Business studies students from the college and academy are carrying out market research into perceptions and views about heritage in Lynn, especially in the part of the town covered by the St Margaret’s Townscape Heritage Initiative.
The St Margaret’s Townscape Heritage Initiative (THI) is a £2 million project which is set to rejuvenate this important Lynn conservation area.
The project has been made possible thanks to a £1 million grant from the Heritage Lottery Fund and a £1 million investment by West Norfolk Council.
The aim of the project is to enhance and protect the heritage of the area, while stimulating economic activity and community use.
The conservation area includes over 90 listed buildings, including seven at Grade I and 15 at Grade II*.
Students will be quizzing townsfolk tomorrow between 9.30am and 2pm and again on Friday, 9 to noon.
Providing training opportunities and community initiatives forms part of the THI project, as Helen Parker, programme manager for business and humanities at the College of West Anglia, said: “It is a fantastic experience for our students to be involved in a real project.
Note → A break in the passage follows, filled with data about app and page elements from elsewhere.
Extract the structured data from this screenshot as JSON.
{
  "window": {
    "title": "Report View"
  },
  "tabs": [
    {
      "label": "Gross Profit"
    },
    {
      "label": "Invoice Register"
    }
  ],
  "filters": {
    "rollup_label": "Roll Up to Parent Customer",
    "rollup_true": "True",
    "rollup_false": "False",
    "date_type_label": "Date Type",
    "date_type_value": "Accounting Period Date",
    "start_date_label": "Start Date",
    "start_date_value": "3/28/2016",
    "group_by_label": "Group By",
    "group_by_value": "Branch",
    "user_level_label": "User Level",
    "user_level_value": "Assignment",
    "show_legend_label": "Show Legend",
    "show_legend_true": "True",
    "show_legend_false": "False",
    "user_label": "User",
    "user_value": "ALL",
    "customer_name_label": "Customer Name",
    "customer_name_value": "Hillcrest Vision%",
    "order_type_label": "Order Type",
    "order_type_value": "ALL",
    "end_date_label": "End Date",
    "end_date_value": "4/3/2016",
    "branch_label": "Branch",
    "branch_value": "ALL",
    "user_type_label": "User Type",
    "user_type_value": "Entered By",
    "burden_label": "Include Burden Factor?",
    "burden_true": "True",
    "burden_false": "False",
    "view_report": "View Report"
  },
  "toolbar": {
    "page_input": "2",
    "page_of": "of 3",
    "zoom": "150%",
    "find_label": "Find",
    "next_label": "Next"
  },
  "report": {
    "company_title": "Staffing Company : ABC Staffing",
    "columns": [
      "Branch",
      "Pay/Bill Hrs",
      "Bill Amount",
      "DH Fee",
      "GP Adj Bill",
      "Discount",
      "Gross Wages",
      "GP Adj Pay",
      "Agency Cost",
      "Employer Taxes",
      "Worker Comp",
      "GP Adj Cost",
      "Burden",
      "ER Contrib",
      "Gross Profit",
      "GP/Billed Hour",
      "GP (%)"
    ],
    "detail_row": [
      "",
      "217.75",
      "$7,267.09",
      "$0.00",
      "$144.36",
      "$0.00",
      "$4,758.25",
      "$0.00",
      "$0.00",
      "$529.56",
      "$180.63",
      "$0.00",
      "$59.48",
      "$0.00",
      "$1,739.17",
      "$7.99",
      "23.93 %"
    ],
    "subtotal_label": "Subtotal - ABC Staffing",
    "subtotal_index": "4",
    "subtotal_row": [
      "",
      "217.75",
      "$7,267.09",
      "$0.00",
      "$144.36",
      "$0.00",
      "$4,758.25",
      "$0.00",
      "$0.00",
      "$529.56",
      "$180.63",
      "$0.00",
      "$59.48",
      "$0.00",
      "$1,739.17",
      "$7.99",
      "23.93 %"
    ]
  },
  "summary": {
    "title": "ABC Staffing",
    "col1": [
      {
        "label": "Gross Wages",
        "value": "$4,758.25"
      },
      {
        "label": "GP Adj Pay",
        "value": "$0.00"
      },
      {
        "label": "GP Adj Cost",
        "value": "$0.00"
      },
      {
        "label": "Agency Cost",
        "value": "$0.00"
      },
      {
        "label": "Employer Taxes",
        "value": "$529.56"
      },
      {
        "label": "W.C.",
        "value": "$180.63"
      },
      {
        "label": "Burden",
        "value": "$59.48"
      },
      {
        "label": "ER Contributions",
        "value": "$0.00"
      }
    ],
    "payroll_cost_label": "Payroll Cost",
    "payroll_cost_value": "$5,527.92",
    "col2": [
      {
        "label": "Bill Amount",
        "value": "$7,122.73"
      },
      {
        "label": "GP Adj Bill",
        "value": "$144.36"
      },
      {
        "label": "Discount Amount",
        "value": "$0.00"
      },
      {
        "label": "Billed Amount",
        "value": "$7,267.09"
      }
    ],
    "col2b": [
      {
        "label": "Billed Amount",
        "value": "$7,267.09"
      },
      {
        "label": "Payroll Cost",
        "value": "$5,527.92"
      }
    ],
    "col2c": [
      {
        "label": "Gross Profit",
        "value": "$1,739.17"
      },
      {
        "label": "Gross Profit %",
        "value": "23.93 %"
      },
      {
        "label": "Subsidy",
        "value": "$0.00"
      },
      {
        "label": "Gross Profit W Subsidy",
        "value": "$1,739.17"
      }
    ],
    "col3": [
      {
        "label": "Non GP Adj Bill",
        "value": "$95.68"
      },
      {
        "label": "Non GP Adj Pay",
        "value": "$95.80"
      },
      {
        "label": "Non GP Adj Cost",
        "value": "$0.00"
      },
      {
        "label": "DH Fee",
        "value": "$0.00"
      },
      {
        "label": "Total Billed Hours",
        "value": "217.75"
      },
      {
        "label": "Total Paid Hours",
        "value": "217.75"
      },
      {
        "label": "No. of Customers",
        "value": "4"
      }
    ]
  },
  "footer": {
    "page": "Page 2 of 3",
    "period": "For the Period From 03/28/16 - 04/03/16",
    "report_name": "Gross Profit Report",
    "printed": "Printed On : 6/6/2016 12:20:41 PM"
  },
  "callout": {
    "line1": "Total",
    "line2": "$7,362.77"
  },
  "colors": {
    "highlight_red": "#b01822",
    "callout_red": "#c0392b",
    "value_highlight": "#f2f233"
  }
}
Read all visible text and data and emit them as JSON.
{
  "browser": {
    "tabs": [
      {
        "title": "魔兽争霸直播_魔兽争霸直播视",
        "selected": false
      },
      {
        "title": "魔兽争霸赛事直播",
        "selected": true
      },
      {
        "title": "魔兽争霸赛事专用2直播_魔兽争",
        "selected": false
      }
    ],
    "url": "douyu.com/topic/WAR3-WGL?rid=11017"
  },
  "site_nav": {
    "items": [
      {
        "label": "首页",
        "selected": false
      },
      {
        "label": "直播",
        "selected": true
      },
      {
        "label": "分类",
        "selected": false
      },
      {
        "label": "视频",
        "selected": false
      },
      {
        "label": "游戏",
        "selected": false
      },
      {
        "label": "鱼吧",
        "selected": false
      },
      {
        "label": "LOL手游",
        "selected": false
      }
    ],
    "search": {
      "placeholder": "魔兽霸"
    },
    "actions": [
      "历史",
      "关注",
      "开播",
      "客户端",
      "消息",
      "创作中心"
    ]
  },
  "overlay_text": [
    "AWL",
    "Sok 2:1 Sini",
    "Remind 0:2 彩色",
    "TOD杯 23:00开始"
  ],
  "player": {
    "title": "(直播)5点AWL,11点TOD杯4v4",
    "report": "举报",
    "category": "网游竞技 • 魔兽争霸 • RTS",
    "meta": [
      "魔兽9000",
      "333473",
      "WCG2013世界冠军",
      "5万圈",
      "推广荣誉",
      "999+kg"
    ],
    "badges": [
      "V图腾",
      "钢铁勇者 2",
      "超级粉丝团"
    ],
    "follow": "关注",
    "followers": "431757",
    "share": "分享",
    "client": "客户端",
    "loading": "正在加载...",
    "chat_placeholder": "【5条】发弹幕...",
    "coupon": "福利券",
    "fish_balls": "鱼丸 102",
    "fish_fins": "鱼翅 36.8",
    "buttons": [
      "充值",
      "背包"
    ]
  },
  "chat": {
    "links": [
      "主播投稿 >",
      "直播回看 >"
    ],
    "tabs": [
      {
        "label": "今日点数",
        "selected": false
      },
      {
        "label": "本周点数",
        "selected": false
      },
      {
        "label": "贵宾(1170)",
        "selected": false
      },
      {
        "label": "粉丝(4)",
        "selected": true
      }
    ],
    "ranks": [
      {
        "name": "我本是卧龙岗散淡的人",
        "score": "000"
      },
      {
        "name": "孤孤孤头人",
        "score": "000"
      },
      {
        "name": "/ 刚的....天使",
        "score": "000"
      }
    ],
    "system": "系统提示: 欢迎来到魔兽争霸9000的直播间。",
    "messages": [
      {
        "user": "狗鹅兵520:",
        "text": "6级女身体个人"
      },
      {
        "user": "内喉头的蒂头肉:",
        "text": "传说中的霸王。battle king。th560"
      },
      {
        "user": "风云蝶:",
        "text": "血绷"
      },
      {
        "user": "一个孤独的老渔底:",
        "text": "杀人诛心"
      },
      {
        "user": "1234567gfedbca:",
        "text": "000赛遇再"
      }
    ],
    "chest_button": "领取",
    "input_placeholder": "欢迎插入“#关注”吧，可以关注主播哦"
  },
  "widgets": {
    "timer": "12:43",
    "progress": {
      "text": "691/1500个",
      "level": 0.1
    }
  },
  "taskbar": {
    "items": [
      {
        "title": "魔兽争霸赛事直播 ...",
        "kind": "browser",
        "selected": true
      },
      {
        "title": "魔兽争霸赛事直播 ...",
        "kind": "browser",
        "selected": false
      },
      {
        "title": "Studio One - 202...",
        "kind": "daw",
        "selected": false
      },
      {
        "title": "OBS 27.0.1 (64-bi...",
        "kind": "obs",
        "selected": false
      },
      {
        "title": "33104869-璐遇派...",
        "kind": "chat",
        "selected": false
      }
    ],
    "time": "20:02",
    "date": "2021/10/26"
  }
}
They are getting the chance to work on their people skills and have increased their confidence along the way.”
Borough council project officer Steven King added: “This project offers the ideal opportunity for some of our budding business leaders to get some hands-on experience working on a live market research project.
“They will learn a lot from the process and at the same time will gather vital information to help the borough council develop the project further.
“They will be helping to spread the word about the preservation of the town’s heritage and I hope that people will come along to participate in the survey.”
The scheme is providing a fund of more than £1.5 million from which owners and leaseholders of eligible properties can bid for grants to make authentic restorations and repairs or carry out works that bring properties back into use.
Some initial training for construction students has already taken place with young people studying crafts and trades locally to learn about traditional and specialist restoration procedures, including the use of authentic materials such as lime mortar.
To find out more about the St Margaret’s Townscape Heritage Initiative or to apply for a grant, visit the borough council’s website and click on Heritage News.